Data records:

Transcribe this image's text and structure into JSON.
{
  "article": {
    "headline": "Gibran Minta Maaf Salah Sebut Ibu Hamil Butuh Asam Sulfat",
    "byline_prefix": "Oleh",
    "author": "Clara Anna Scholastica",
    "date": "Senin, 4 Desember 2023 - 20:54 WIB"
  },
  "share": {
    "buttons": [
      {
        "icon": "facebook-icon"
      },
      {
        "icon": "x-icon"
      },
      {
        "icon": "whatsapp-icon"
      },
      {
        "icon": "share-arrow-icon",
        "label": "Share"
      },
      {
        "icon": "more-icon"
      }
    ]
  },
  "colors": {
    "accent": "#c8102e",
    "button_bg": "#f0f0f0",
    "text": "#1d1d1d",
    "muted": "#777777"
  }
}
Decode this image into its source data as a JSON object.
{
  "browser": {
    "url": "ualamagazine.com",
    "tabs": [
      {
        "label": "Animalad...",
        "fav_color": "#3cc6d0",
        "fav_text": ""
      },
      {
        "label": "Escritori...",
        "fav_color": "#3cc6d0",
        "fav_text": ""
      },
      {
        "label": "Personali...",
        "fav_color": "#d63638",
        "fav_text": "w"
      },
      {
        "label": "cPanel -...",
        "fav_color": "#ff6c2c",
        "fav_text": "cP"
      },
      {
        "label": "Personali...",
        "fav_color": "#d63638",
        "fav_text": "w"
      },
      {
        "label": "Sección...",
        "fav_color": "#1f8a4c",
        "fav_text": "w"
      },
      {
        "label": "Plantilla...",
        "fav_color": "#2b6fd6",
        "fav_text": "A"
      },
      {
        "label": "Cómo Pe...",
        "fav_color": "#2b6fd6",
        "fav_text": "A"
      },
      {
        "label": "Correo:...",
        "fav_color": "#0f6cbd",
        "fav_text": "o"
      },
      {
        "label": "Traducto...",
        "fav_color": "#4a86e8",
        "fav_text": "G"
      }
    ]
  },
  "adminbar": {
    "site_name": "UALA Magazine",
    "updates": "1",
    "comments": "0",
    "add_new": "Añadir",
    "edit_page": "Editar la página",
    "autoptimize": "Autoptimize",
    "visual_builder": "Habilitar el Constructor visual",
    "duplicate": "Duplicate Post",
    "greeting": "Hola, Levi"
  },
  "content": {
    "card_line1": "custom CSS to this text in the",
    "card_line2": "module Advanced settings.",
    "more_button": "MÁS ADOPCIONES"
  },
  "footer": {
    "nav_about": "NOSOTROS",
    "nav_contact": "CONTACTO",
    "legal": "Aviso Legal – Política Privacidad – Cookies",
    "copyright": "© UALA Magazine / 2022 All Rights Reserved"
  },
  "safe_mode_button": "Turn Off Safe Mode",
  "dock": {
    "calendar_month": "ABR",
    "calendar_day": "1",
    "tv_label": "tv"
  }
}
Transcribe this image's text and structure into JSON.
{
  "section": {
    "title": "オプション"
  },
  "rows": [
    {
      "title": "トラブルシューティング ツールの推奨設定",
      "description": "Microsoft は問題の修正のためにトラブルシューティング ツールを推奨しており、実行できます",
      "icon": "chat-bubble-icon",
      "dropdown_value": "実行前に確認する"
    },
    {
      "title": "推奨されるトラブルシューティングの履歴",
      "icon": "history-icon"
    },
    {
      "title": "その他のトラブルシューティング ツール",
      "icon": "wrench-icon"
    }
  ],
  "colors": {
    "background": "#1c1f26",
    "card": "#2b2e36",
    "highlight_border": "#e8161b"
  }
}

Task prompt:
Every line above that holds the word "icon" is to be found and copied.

Your response:
        "icon": "facebook-icon"
        "icon": "x-icon"
        "icon": "whatsapp-icon"
        "icon": "share-arrow-icon",
        "icon": "more-icon"
      "icon": "chat-bubble-icon",
      "icon": "history-icon"
      "icon": "wrench-icon"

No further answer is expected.